andy_dots wrote Oct 16, 2012 at 5:26 PM

In strict mode JS throws an error if it is tried to "Writing to a read-only property" e.g. if it has only a getter (http://msdn.microsoft.com/en-US/library/br230269%28v=vs.94%29.aspx).

So I hope that TypeScript will add more infos to a property for the type system in the future than only the type, to get errors for read-only properties at compile time.

LukeH wrote Jan 19, 2013 at 12:52 AM

As suggested in the description, the likely way this would be done in TypeScript is to support a notion of "readonly" on interface members. Get-only accessors in classes would implicitly define a readonly property, but other patterns could also indicate that at compile-time TypeScript should error on attempts to modify a property, even if it is not strictly protected at runtime.

Bartvds wrote Apr 24, 2013 at 10:30 AM

I would like to be able to describe getters and setters in interfaces, maybe similar how ActionScript 3.0 handled this.
interface IVisible {
    get visible():bool
    set visible(value:bool)
}
read-only:
interface IVisible {
    get visible():bool
}
write-only:
interface IVisible {
    get visible():bool
}

SelFC wrote Nov 26, 2013 at 8:35 AM

There is an error in write-only interface. It should be: set visible(visible:bool);

EeliK wrote Jun 5, 2014 at 8:39 AM

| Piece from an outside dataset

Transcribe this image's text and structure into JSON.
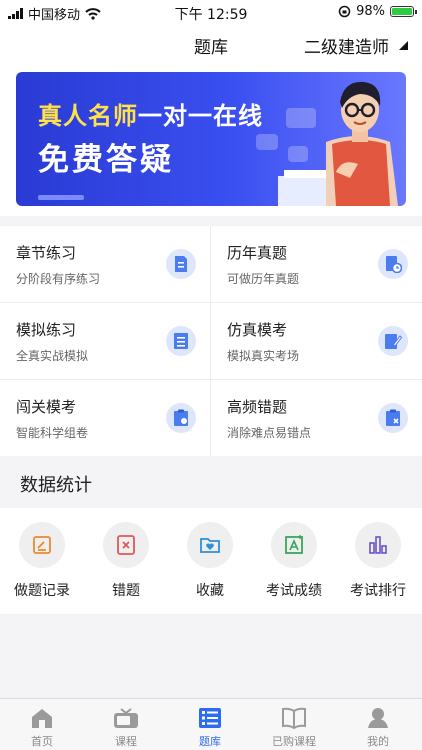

The most simple syntax would be
interface IFace {
    get set visible: bool
}
For at least readable:
interface IFace {
    get visible: bool
}
For at least writable:
interface IFace {
    set visible: bool
}
Implementation would decide if it provides more than promised. For example
interface IFace {
    set visible: bool
}
could be implemented either as
public visible: bool
or
set visible(visible: bool): number {
        this.visible = visible;
    }

EeliK wrote Jun 5, 2014 at 8:41 AM

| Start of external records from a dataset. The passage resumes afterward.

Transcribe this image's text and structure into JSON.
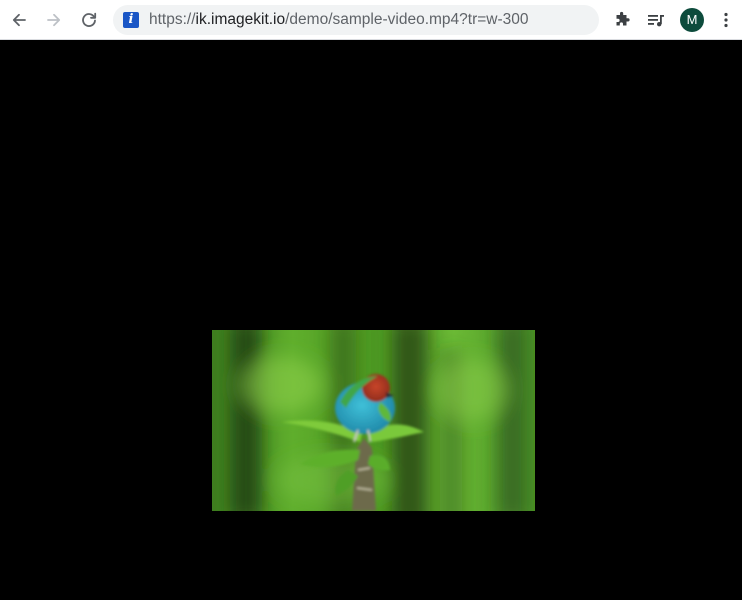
{
  "browser": {
    "url": {
      "scheme": "https://",
      "host": "ik.imagekit.io",
      "path": "/demo/sample-video.mp4?tr=w-300"
    },
    "avatar_letter": "M",
    "icons": {
      "back": "arrow-left-icon",
      "forward": "arrow-right-icon",
      "reload": "reload-icon",
      "site_info": "info-icon",
      "extensions": "puzzle-icon",
      "media": "media-queue-icon",
      "menu": "kebab-menu-icon"
    },
    "colors": {
      "toolbar_bg": "#ffffff",
      "omnibox_bg": "#f1f3f4",
      "info_badge": "#1a56c6",
      "avatar_bg": "#0d4b3c"
    }
  },
  "content": {
    "background": "#000000",
    "video": {
      "subject": "bird-on-branch"
    }
  }
}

Sorry, I didn't first understand that some people want set a property as read-only (the topic said otherwise). But the same syntax [get] [set] prop could be used.

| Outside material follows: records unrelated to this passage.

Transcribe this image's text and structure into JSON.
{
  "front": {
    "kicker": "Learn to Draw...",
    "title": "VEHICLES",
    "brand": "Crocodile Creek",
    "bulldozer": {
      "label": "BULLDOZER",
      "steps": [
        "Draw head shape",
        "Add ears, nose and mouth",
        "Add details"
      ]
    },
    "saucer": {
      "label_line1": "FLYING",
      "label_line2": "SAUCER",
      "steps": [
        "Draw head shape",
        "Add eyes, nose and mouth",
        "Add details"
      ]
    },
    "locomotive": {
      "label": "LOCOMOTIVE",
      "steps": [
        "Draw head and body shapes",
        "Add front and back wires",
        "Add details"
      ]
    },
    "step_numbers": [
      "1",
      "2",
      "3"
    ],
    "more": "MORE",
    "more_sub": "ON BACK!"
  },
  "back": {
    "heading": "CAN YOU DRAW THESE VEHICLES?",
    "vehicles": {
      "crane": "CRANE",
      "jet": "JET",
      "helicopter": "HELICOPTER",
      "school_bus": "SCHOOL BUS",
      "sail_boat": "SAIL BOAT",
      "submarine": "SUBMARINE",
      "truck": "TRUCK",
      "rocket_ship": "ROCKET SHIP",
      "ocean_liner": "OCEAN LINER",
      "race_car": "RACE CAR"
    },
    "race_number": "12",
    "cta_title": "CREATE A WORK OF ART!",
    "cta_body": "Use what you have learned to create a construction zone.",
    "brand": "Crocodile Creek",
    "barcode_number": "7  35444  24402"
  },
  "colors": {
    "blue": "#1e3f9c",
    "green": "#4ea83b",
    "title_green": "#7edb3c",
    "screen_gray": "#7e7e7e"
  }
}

EeliK wrote Jun 5, 2014 at 9:07 AM

The more I think about this the more I feel that restrictions don't belong to interfaces. Interface promises you can do something with an implementation, not that you can NOT do something. It would be same as adding a new imaginary keyword "never":

never DoSomething();

which would promise that implementations couldn't add method "DoSomething".

Bartvds wrote Jun 5, 2014 at 11:30 AM

Interfaces are all about restrictions and surface. It describes the contract, so if you have classes with getters and want to unify their shape in an interface then a getter annotation is the right thing to do. Same with setters.

I like Eelik's long example 3 comments op. I feel nothing for never, that is just weird.